Work instruction —
For the data below, please report each line where the word "name" is found.

[Collection entries]
-- -- --

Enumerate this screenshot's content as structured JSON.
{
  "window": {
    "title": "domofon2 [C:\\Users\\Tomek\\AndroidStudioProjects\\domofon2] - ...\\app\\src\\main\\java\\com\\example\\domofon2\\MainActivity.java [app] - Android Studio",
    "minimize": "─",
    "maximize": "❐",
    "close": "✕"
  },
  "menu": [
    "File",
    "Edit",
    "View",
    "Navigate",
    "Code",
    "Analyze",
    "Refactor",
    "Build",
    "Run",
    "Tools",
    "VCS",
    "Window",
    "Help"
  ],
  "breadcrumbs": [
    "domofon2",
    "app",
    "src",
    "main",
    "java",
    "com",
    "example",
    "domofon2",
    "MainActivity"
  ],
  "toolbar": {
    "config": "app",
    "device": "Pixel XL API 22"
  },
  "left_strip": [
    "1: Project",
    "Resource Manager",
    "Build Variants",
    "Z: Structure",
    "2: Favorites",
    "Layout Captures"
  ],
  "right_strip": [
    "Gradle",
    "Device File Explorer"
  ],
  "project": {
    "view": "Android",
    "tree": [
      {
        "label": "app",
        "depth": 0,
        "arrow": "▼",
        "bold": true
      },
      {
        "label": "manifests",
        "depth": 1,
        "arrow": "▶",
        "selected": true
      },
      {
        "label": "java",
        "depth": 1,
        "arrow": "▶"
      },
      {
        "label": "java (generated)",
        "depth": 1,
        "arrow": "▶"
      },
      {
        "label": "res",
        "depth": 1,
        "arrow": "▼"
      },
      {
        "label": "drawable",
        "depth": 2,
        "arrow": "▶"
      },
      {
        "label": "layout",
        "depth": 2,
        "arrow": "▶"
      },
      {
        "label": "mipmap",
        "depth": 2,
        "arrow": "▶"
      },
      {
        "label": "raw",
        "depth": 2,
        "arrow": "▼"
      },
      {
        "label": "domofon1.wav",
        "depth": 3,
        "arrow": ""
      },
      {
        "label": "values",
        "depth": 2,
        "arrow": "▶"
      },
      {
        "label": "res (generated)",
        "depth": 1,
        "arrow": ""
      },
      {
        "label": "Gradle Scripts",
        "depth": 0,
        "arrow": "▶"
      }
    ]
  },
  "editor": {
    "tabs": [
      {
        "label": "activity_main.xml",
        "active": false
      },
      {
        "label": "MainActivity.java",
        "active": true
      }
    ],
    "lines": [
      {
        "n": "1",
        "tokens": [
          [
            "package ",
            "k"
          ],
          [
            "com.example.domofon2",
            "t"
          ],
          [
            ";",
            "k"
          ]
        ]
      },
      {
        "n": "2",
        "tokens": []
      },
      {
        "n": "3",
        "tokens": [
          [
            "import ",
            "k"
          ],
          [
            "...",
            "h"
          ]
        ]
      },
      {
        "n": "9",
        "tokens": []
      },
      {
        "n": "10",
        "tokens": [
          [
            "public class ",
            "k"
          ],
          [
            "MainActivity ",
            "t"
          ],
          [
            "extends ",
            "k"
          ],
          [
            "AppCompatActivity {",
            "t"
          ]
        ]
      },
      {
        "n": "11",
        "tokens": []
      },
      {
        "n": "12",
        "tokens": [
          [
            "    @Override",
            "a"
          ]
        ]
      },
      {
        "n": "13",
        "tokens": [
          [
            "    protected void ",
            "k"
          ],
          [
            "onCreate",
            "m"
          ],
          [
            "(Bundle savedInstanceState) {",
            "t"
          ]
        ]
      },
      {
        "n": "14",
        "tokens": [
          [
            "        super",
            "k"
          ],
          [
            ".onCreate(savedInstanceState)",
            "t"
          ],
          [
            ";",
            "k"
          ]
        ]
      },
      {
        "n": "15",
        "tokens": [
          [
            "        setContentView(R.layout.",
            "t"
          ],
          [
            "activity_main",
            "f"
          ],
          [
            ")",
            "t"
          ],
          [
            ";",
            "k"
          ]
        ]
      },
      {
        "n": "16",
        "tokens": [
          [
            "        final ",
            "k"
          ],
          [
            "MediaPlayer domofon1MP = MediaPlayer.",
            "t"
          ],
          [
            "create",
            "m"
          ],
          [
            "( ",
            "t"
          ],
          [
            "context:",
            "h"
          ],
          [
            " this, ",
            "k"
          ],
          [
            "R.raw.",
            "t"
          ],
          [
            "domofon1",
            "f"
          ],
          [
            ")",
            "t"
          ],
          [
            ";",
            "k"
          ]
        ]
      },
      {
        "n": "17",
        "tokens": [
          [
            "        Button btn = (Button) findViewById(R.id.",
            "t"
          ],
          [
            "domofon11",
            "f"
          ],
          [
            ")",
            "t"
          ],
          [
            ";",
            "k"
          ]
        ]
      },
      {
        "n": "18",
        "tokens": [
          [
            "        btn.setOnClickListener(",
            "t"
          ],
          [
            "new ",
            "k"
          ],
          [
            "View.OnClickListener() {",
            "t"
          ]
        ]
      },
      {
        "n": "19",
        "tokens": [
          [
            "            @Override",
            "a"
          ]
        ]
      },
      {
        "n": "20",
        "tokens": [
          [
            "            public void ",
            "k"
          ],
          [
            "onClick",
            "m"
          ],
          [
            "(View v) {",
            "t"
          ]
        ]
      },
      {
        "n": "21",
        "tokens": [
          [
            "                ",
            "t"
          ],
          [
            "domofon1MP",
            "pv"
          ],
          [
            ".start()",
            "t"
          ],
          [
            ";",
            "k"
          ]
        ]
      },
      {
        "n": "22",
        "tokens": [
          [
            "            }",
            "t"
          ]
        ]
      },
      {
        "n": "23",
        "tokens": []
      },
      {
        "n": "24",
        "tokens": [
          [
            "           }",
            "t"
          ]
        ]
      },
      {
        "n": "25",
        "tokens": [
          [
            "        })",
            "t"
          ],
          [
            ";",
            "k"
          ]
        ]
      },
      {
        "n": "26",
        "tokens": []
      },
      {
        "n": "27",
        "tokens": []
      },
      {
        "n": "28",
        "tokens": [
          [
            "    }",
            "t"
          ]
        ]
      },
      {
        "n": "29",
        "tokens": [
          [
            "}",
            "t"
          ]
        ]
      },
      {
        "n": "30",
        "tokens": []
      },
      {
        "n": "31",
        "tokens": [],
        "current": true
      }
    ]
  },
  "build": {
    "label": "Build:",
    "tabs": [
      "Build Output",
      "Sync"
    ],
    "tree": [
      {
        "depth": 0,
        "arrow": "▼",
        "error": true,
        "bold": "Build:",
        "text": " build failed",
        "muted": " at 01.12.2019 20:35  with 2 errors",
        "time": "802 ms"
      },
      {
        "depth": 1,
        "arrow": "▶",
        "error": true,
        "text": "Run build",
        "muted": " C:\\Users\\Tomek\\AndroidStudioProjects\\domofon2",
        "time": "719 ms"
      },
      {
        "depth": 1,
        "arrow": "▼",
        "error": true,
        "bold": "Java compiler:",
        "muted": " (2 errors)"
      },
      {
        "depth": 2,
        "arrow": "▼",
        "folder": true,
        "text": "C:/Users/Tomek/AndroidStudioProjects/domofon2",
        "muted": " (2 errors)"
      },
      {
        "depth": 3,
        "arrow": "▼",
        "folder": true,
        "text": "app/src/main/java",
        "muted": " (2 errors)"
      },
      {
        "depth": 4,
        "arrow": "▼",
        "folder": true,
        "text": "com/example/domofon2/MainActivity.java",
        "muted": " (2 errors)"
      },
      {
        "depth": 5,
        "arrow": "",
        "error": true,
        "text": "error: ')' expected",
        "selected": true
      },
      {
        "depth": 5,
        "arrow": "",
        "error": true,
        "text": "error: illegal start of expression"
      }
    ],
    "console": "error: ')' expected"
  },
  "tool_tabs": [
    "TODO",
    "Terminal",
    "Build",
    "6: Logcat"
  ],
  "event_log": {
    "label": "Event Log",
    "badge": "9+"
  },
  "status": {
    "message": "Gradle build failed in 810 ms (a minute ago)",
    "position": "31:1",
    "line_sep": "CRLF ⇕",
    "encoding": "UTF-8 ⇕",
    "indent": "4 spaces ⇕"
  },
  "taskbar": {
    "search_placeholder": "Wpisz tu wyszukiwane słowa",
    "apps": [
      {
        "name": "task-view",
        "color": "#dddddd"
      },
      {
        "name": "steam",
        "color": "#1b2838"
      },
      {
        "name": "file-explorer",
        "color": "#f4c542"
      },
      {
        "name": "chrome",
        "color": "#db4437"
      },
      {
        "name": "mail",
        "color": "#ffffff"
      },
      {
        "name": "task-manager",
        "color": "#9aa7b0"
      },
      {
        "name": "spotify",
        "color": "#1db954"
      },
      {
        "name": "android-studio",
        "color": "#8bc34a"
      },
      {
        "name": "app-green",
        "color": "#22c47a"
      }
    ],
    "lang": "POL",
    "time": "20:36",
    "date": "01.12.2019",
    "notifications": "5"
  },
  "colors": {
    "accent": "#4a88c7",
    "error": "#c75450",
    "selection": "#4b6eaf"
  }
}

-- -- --

The answer —
        "name": "task-view",
        "name": "steam",
        "name": "file-explorer",
        "name": "chrome",
        "name": "mail",
        "name": "task-manager",
        "name": "spotify",
        "name": "android-studio",
        "name": "app-green",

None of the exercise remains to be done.